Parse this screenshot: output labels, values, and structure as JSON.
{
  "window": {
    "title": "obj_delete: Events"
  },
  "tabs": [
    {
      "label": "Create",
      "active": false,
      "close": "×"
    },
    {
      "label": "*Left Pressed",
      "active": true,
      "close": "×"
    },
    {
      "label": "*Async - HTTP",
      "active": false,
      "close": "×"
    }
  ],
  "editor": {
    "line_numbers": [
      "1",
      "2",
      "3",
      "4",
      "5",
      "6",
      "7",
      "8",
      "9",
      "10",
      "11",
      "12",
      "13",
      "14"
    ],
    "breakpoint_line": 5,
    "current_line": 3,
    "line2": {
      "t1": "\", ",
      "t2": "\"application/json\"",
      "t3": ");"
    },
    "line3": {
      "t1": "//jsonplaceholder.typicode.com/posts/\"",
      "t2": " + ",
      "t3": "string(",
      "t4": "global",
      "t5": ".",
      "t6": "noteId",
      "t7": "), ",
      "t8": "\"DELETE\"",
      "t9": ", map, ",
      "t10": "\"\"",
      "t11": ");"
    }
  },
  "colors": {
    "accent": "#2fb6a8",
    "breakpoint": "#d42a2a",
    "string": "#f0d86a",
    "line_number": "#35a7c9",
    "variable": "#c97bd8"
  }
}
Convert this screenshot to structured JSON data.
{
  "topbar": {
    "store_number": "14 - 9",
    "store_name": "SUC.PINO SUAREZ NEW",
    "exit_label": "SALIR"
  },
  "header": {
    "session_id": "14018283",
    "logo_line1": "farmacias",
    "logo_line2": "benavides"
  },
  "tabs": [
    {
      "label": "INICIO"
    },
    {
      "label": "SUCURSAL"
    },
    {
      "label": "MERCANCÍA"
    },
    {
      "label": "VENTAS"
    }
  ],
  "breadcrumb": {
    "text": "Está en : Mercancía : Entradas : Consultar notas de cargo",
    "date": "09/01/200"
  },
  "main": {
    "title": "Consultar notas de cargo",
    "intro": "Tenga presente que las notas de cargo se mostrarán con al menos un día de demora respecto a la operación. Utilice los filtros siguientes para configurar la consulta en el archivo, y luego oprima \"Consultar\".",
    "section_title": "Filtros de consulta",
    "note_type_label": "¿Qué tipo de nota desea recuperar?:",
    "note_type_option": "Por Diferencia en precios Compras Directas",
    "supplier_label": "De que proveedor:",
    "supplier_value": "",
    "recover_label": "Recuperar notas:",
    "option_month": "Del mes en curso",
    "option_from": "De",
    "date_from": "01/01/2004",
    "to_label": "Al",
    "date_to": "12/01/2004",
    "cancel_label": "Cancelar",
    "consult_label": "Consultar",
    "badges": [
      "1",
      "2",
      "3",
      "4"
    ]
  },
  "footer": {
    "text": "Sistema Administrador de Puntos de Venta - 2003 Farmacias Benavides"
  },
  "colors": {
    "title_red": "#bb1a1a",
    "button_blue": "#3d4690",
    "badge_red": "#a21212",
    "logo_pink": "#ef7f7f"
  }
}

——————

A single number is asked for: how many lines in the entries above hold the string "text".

2